state
Noun

political unit in a nation, such as the United States, Mexico, or Australia.

tectonic plate
Noun

massive slab of solid rock made up of Earth's lithosphere (crust and upper mantle). Also called lithospheric plate.

trade
Noun

buying, selling, or exchanging of goods and services.

transform boundary
Noun

site of tectonic plates sliding next to each other in opposite directions. Also called a transform fault.

transform fault
Noun

boundary between two tectonic plates, where the plates are moving horizontally or vertically in opposite directions, not against or away from each other. Also called a conservative plate boundary.

transition zone
Noun

area between two natural or artificial regions.

Noun

official agreement between groups of people.

underdeveloped country
Noun

country that has fallen behind on goals of industrialization, infrastructure, and income.

Noun

count of everyone in the U.S., conducted every 10 years.

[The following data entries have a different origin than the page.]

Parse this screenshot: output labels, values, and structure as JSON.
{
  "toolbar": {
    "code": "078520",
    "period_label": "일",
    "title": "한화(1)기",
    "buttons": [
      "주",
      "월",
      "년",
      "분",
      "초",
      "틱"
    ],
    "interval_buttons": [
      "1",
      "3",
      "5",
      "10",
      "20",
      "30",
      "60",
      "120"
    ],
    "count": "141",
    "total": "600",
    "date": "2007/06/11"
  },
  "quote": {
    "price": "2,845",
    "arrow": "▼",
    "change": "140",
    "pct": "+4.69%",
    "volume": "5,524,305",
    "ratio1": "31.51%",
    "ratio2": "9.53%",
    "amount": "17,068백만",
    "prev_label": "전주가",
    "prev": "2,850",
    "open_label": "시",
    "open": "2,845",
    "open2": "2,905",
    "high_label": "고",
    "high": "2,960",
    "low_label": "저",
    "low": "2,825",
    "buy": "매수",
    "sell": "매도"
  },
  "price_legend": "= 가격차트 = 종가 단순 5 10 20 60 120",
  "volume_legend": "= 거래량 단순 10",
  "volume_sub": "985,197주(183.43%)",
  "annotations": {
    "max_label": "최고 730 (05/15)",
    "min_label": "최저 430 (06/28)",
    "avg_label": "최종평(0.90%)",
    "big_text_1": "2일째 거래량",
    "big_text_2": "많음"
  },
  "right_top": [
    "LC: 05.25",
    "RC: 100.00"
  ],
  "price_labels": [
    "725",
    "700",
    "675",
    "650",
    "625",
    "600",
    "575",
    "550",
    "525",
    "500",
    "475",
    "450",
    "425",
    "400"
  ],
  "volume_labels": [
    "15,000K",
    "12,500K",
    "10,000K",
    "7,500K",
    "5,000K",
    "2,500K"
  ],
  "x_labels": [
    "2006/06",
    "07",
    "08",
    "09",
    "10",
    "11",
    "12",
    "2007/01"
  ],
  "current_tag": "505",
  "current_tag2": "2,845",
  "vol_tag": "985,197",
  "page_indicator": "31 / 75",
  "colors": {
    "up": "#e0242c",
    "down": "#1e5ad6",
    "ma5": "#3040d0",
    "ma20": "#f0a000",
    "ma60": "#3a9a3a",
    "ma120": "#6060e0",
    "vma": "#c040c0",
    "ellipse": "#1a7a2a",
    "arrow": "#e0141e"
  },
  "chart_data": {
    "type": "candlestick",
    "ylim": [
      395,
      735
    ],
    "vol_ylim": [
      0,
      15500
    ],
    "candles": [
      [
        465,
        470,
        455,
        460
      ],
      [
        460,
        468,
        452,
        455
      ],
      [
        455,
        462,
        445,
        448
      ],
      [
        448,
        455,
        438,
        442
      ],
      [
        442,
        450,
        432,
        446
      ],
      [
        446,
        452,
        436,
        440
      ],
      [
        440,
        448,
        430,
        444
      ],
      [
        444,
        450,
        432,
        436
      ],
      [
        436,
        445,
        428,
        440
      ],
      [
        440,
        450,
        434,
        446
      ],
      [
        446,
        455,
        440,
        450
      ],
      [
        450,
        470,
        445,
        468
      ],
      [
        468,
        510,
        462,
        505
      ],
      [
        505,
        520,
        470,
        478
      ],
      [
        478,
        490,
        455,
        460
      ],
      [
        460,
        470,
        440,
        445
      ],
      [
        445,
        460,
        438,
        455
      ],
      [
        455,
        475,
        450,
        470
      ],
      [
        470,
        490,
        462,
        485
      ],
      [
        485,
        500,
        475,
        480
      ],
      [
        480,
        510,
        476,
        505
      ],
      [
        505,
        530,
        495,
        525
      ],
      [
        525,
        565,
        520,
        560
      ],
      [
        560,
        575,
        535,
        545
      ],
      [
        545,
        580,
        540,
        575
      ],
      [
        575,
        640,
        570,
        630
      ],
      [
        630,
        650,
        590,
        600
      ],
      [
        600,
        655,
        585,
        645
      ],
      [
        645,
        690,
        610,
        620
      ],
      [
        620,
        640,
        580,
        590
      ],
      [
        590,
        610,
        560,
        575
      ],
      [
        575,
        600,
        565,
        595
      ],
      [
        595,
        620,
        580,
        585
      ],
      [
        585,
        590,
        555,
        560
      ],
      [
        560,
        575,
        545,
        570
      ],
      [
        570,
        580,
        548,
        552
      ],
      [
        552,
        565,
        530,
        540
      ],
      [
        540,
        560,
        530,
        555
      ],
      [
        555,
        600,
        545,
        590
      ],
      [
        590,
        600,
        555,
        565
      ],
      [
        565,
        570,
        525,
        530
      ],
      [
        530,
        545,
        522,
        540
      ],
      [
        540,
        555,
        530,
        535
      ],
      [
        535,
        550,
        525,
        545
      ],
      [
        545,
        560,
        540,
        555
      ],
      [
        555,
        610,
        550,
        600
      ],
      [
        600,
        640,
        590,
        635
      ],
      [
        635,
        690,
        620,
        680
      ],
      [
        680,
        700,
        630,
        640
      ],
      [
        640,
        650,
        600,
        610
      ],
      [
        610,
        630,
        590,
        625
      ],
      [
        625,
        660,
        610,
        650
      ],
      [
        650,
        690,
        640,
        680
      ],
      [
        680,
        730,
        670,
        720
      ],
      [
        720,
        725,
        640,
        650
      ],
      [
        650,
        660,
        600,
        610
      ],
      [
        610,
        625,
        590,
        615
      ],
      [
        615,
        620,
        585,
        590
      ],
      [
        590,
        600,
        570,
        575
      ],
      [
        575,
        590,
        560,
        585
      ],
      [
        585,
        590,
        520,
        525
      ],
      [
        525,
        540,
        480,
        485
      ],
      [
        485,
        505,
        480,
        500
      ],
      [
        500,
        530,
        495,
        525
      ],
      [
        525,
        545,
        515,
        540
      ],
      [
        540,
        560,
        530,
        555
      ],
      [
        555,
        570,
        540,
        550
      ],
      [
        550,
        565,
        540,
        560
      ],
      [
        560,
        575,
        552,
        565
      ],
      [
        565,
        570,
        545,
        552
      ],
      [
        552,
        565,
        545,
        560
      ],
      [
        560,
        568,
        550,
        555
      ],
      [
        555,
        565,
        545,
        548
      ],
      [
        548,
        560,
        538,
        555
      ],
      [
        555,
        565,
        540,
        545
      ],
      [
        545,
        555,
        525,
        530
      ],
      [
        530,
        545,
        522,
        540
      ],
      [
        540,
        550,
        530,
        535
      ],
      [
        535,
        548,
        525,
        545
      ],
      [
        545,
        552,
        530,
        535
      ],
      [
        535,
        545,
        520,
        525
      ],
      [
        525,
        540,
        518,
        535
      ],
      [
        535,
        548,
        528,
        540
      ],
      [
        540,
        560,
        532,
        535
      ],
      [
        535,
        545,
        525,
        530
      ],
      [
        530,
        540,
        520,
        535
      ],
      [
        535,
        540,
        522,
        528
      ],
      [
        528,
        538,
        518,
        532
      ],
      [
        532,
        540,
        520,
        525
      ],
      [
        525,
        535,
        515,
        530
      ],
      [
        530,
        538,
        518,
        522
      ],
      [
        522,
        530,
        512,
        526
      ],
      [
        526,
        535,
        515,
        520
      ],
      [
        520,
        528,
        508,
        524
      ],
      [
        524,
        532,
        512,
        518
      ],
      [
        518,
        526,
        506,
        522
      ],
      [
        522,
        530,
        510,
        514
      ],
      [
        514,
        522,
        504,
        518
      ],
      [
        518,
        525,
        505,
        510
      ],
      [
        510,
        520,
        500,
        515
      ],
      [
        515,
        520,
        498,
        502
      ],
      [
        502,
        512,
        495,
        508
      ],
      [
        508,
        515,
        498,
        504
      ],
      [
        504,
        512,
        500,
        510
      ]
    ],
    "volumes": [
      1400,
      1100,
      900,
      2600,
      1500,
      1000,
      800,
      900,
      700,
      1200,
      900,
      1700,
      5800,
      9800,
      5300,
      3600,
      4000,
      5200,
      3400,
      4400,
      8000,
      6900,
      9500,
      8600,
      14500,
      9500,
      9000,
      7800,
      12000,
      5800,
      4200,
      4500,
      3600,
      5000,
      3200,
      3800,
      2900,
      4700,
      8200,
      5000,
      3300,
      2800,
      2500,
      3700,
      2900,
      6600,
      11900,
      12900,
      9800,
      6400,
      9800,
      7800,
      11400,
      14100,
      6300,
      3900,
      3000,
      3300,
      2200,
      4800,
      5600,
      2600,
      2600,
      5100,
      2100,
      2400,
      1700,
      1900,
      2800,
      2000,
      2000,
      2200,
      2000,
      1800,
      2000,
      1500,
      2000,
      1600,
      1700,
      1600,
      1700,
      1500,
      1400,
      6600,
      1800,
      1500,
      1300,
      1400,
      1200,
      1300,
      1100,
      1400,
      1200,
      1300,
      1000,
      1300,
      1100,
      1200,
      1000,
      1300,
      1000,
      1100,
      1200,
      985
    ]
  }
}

Noun

an opening in the Earth's crust, through which lava, ash, and gases erupt, and also the cone built by eruptions.

Noun

large-scale armed conflict.

wealth
Noun

amount of money or other valuable materials.

World War II
Noun

(1939-1945) armed conflict between the Allies (represented by the United States, the United Kingdom, and the Soviet Union) and the Axis (represented by Germany, Italy, and Japan.)